Measure out the dry rice you'd like to cook in level cups. Now put the rice inside the inner pot liner. Next take the inner pot out of your appliance and set it aside -- in your kitchen sink or nearby is ideal.

You can rinse rice in the Instant Pot steel inner pot or use a rice strainer like this one.

Brian Bennett/CNET

Step 2: Rinse it well

Fill the inner pot with a healthy amount of cold water. You don't need to be exact, but you should have enough liquid to submerge the grains by about 2 to 3 inches. Gently swirl the water and rice slurry with your hand. The water should quickly become cloudy or milky. Carefully drain most of the water and repeat the process. It typically takes about four rinses for water in the pot to become clear.   

There's one advantage to using that special rice up that came with your Instant Pot. Just fill the liner up to the water level that matches the cups of rice added.

Brian Bennett/CNET

Step 3: Fill the pot

Next fill the Instant Pot's liner with the rest of the water you need. Leave the wet rice in the pot and don't worry about straining it. Just add (or subtract) enough water to reach the correct line. Remember you're aiming for the line next to the number of rice cups you've added.

Here's a nice, fork-fluffed batch of American-style long grain white rice.

Brian Bennett/CNET

Now seal the lid by swiveling it closed to its locked position. Make sure the steam release valve is set to "sealing."

Step 4: Get things cooking

We'll use your Instant Pot's "Rice" cooking program. This function was designed specifically for white rice. It's an automatic cooking mode that runs between 10 to 12 minutes. When the program finishes, wait another 15 minutes for the appliance to cool down and release its internal pressure naturally.

The Instant Pot can make quality Japanese-style short grain rice too. Just stick to that 1:1 ratio.

Brian Bennett/CNET

Step 5: Fluff and enjoy

Swivel the lid open. You should be greeted by the lovely sight and smell of freshly cooked rice. Don't forget one vital step though. Grab a fork and softly run it through the bed of rice. This fluffs the grains and mixes in any residual water at the bottom of the pot.

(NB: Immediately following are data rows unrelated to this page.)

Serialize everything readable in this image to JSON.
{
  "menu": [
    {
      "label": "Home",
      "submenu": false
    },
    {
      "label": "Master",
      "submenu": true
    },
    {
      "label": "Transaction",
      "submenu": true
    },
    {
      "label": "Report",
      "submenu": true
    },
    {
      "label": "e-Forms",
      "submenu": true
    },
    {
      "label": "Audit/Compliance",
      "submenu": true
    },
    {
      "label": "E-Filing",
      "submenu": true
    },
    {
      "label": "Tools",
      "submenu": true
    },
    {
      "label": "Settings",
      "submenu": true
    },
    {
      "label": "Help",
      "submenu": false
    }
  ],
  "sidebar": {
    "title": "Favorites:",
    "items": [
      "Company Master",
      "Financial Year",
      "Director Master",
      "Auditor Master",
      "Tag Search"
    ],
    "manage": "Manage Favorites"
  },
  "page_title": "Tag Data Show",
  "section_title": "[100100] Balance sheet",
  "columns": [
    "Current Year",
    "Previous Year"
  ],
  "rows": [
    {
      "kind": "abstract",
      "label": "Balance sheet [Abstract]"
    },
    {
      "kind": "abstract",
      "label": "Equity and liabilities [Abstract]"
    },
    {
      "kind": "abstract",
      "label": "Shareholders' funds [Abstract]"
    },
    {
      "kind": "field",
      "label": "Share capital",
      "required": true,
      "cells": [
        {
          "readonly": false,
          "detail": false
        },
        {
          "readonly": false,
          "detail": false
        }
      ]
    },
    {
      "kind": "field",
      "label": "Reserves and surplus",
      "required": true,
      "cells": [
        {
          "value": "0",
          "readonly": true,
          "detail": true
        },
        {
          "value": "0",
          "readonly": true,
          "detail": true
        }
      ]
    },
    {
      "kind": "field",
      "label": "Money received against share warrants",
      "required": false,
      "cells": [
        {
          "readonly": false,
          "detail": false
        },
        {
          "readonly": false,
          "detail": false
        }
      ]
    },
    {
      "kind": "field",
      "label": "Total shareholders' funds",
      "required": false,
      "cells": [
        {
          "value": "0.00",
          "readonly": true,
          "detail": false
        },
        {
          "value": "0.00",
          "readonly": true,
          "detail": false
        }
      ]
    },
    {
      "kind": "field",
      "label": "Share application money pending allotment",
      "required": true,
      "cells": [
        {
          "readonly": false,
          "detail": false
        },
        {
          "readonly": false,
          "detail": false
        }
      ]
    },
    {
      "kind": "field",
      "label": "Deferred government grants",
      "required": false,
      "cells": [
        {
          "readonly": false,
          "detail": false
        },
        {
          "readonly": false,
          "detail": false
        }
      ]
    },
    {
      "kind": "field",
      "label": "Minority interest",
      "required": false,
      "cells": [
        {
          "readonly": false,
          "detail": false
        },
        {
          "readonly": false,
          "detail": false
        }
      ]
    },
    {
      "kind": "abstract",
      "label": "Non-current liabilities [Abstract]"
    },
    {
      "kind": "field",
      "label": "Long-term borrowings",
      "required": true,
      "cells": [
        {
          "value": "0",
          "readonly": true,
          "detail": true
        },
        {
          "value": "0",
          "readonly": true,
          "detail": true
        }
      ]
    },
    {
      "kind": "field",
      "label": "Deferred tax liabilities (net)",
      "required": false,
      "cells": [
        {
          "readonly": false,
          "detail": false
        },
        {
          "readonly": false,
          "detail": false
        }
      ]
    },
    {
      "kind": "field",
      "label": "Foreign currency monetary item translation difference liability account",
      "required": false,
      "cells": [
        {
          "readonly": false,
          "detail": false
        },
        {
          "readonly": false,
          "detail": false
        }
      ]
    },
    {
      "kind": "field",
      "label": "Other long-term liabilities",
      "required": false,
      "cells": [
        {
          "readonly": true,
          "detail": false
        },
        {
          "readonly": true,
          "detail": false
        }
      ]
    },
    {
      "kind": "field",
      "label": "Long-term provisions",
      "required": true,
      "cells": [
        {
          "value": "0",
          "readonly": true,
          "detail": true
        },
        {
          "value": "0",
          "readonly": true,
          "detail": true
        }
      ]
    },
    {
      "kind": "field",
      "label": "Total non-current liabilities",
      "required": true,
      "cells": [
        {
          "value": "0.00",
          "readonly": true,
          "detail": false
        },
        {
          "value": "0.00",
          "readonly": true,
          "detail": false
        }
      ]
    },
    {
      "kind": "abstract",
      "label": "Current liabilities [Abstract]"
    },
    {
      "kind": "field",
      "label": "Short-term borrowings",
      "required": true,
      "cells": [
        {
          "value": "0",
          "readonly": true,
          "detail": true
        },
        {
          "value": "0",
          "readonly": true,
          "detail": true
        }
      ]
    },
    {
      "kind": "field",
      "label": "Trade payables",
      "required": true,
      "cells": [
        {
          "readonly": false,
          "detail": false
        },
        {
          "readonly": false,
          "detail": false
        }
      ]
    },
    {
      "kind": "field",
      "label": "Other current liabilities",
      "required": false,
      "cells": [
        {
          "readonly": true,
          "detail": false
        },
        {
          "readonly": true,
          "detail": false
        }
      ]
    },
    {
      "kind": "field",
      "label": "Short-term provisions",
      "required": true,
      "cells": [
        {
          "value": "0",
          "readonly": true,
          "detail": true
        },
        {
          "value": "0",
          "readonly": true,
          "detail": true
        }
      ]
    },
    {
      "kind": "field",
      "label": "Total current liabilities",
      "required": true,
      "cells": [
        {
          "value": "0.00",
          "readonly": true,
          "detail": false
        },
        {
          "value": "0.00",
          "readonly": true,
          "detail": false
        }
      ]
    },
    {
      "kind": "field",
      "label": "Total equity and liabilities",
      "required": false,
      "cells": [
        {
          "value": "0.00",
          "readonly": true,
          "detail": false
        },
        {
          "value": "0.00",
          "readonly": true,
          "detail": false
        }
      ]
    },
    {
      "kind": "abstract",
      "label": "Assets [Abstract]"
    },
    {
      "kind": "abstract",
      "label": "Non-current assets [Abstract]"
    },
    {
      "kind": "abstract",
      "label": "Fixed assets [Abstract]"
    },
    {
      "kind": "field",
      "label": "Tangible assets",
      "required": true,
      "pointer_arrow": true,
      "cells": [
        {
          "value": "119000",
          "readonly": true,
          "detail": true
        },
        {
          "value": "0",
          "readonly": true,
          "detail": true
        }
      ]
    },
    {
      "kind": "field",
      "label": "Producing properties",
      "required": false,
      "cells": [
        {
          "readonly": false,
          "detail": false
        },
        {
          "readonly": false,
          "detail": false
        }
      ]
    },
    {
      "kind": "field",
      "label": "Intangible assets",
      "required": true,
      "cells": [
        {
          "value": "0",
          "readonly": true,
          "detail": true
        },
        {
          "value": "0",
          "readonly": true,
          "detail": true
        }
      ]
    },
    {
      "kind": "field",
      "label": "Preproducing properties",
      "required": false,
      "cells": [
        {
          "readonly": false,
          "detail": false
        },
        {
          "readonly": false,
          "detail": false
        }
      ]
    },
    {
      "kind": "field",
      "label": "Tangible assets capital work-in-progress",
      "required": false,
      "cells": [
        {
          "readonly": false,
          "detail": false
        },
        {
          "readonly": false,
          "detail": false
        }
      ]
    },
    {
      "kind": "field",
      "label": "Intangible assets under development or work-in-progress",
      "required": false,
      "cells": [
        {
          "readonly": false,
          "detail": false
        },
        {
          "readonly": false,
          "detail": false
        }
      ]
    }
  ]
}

I successfully prepared batches of American-style long grain rice this way. The same goes for short-grain Japanese rice. These are the grain types I personally eat most often. Of course, if the texture that comes out isn't to your particular liking, tweak away. Try a little less water if your results taste too soft or sticky. Go the other way if your rice is a little too al dente.